- "I have a pretty big legacy app, done in a pretty procedural way... what can I do to migrate this app in the direction of DDD?" - I've thought about this, and I believe one of the better ways to deal with this is to really embrace the idea of bounded context. Don't try to migrate the entire application, layer by layer, bottom to top. That would be an extremely disruptive effort, and one that may not see payoff until a huge amount of conversion work has been invested. Instead, really think about the app, work on what the models in the system are, and look for features or areas of the application that can be pulled apart-in particular, look for things that can end up being bounded contexts... work on improving the application in vertical slices within a bounded context, or if that's too big, within a module, or even within an aggregate root. The less coupled with the rest of the application the section you can pull out is, the less connection you have to do to make it work with the existing code. It allows you do do your migration in smaller, more managable chunks, and it gets you payoff quickly.
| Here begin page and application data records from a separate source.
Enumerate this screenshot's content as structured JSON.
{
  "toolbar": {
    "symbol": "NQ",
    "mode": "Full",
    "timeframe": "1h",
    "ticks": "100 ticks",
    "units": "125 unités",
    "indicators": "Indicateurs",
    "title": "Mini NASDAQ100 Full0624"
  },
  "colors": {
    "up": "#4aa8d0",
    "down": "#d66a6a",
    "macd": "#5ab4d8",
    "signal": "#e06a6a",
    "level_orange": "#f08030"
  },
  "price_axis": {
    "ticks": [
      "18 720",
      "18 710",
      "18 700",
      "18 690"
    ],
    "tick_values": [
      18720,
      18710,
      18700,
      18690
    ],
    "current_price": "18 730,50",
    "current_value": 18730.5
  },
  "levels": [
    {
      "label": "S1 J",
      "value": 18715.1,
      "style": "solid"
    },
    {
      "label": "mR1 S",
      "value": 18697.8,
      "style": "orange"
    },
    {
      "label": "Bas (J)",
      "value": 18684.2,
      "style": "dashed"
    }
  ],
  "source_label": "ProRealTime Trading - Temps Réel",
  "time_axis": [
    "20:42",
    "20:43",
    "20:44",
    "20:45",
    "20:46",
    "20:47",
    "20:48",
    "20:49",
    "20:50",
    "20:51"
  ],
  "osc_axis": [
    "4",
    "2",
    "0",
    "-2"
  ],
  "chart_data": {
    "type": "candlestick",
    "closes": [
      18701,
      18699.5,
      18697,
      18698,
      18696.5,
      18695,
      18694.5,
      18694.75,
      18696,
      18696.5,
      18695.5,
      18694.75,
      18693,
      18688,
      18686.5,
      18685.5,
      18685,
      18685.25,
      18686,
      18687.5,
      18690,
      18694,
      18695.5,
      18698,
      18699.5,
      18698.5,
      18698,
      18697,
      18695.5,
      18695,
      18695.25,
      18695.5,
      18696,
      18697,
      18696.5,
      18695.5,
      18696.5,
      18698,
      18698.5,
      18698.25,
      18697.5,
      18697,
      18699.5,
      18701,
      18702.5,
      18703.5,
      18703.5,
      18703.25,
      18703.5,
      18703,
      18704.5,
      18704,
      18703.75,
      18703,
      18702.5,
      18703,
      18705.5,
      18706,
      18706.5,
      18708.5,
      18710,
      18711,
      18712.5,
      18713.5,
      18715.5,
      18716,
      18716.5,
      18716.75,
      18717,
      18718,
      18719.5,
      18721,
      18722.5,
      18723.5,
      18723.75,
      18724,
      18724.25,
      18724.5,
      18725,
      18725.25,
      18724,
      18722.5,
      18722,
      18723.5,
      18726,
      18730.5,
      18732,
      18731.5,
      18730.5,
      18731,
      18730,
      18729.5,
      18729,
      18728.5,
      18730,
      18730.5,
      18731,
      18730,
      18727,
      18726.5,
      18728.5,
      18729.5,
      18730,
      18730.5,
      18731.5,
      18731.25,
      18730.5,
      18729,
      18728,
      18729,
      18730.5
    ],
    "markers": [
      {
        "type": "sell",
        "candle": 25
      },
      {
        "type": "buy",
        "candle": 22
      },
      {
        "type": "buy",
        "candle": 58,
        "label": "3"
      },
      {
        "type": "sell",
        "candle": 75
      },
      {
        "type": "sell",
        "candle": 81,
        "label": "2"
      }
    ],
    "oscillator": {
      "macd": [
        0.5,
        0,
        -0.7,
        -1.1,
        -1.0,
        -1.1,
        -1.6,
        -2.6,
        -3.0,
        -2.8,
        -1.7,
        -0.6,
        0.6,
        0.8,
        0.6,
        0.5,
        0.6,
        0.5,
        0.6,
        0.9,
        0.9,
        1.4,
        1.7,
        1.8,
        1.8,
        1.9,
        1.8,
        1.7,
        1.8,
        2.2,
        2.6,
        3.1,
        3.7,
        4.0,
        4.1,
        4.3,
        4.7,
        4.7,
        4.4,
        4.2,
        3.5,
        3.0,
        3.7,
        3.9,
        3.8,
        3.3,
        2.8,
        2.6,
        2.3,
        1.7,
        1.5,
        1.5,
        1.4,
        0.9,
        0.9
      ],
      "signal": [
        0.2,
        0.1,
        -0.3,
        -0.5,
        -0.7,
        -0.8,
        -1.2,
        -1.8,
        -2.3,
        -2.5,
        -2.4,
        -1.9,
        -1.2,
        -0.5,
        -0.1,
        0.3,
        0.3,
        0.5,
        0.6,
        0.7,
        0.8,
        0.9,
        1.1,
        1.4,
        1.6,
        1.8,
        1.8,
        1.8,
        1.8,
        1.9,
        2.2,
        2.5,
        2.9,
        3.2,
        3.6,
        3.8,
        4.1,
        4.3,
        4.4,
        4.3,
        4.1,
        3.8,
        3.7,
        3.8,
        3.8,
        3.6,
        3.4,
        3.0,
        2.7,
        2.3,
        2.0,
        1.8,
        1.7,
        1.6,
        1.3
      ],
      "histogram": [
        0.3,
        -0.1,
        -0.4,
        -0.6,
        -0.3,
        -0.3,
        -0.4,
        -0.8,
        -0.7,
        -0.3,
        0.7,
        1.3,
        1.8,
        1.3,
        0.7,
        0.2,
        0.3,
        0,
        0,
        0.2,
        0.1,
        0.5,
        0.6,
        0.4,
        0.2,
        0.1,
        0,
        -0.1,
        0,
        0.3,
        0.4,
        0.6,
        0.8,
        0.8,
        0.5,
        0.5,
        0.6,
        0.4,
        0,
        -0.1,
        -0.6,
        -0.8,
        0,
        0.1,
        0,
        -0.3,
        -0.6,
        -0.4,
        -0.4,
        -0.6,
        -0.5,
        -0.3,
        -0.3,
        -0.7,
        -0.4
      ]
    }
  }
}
- "Separating things like a repository out into separate layers seems like it would be adding more complexity, not taking it away. Now you have more stuff to worry about. How is this really an improvement?" - I think this is a really common concern. When setting up an application with DDD in mind, which really overlaps with the SOLID principles, you may indeed end up with more pieces, which is adding a bit of extra complexity-and sure, you could argue that all this kind of setup is really doing is moving pieces around. The real contribution here is that when you design without these principles and need to understand how something works, you'll look at a section, see it's fundamentally tied in to other pieces, and need to end up understanding all the things it's tied to to understand your one piece. When designing in a more separated fashion, looking at the one piece you're concerned with will tell you all you need to know. All that additional complexity in those other components is still present, but you don't have to worry about it unless that's what you're looking at. So, though the amount of complexity present across the entire system may be the same, the amount of complexity you have to worry about at any one time drops, ad you feel less complexity.
My presentation slides might not be that meaningful without the talk, but here they are...
Domain Driven Design
02-11-2009 9:42 AM